## EXERCISE AIM:
Your reply should be one number, which is how many lines in the listing below contain "Wireless".

● ● ● ●

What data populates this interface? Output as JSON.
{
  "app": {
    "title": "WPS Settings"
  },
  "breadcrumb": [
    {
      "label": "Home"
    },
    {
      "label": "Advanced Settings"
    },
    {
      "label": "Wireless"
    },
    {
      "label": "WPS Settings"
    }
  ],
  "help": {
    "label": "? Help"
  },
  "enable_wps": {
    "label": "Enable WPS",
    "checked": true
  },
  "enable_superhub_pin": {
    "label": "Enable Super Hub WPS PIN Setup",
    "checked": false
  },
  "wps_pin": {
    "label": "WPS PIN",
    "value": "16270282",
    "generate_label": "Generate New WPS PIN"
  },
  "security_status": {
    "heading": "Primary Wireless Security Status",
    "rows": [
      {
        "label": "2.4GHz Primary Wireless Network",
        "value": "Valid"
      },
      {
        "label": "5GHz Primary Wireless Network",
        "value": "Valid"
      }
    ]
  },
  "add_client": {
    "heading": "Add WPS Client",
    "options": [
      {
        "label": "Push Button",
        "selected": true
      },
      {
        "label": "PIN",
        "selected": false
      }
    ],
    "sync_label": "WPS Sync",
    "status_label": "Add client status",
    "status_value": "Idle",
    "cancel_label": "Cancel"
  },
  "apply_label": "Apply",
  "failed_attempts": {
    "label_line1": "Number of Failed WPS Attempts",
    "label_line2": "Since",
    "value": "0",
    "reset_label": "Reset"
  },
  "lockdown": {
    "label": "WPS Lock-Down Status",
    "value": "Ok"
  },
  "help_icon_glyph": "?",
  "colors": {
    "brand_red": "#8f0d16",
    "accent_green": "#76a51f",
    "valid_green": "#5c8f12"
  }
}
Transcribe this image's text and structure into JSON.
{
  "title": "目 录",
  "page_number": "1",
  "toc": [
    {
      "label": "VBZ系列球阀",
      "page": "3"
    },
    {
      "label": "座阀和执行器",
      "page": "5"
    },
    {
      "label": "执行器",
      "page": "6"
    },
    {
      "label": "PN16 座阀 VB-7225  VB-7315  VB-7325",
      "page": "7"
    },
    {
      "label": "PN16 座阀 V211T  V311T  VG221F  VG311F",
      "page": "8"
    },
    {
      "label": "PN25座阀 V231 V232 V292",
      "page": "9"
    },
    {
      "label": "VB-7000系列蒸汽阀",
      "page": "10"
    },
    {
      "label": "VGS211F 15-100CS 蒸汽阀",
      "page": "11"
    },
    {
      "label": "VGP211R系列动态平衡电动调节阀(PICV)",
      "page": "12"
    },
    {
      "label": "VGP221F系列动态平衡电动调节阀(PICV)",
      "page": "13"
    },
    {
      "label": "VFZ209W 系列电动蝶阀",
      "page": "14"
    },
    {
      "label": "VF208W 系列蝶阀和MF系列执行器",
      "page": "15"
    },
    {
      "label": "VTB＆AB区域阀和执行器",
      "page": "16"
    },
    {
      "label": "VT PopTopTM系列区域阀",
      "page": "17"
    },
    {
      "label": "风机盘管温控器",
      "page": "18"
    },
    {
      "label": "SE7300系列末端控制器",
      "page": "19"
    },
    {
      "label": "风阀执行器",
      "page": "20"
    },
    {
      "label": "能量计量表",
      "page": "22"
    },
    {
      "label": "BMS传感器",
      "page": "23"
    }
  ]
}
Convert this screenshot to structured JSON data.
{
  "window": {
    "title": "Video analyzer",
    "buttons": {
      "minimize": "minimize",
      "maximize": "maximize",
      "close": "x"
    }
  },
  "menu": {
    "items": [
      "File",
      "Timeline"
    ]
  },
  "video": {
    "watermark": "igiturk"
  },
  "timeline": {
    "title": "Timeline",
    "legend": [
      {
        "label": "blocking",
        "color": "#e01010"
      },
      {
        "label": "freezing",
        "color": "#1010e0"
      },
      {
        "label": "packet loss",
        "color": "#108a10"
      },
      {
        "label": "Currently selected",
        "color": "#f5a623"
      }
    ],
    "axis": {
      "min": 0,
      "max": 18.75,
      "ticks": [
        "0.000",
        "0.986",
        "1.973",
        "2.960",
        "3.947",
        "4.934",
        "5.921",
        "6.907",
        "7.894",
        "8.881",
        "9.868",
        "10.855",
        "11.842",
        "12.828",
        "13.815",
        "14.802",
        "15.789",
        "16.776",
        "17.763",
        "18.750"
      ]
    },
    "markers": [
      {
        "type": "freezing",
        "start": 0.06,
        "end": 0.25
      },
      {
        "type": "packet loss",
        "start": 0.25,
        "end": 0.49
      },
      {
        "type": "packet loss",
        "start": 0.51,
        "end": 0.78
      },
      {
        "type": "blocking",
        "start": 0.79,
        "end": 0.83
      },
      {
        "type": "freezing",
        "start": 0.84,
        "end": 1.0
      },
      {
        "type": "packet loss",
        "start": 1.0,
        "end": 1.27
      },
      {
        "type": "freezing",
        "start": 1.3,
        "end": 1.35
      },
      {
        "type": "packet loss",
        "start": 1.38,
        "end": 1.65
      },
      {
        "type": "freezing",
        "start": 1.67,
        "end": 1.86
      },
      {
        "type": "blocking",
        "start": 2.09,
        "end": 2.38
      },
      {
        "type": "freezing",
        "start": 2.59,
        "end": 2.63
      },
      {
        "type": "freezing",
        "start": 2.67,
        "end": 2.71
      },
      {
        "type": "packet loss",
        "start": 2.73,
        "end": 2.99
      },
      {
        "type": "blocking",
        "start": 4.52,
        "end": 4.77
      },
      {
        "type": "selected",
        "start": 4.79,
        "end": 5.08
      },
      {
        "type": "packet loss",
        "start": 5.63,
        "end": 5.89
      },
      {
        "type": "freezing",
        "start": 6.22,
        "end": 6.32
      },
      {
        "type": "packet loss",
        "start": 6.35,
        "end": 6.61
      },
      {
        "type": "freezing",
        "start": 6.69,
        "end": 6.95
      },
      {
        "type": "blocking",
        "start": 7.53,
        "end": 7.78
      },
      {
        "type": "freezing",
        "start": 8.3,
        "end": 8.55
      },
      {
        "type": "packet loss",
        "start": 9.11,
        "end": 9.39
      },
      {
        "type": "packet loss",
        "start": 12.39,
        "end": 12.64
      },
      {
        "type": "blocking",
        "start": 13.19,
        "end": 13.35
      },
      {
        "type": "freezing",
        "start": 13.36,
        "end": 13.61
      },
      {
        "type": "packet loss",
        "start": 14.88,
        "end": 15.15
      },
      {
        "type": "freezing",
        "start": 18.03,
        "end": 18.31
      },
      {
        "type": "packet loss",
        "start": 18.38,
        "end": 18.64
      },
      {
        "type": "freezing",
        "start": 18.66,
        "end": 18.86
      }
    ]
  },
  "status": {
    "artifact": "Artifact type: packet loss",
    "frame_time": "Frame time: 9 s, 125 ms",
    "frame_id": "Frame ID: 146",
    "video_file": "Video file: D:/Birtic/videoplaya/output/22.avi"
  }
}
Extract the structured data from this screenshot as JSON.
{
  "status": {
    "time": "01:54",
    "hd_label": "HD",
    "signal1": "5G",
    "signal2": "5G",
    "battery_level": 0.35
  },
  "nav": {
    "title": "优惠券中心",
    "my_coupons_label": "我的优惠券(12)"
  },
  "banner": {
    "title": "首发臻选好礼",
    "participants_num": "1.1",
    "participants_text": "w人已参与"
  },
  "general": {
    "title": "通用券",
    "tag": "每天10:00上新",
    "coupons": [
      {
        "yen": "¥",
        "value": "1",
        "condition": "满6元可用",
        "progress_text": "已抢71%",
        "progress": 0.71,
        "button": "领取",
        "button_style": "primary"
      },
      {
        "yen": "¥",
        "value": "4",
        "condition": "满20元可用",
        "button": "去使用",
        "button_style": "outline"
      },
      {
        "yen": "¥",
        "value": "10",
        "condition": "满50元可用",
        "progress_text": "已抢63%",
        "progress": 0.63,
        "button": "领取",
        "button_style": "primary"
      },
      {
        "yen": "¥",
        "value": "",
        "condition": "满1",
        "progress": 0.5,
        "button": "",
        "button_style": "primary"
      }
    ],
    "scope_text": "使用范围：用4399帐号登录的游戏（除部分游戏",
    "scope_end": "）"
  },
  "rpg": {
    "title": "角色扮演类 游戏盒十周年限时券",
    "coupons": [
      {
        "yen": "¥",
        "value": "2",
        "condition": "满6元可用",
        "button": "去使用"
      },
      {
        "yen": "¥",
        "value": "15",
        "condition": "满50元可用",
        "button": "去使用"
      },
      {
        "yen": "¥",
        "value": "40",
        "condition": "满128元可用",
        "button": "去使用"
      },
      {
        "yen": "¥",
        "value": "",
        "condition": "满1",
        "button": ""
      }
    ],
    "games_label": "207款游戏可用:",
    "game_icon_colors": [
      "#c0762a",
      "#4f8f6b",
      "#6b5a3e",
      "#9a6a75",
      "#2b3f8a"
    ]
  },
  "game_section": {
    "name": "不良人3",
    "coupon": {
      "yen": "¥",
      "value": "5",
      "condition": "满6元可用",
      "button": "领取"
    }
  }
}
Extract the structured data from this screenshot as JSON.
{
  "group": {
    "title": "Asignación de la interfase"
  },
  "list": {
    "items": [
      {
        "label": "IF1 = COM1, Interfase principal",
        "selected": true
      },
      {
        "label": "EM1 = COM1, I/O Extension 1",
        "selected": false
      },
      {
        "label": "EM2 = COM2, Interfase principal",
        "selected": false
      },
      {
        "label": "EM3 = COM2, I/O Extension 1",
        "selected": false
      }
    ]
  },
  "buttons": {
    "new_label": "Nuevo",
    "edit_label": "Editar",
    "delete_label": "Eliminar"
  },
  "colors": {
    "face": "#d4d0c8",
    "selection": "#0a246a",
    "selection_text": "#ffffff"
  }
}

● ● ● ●

## RESULT:
4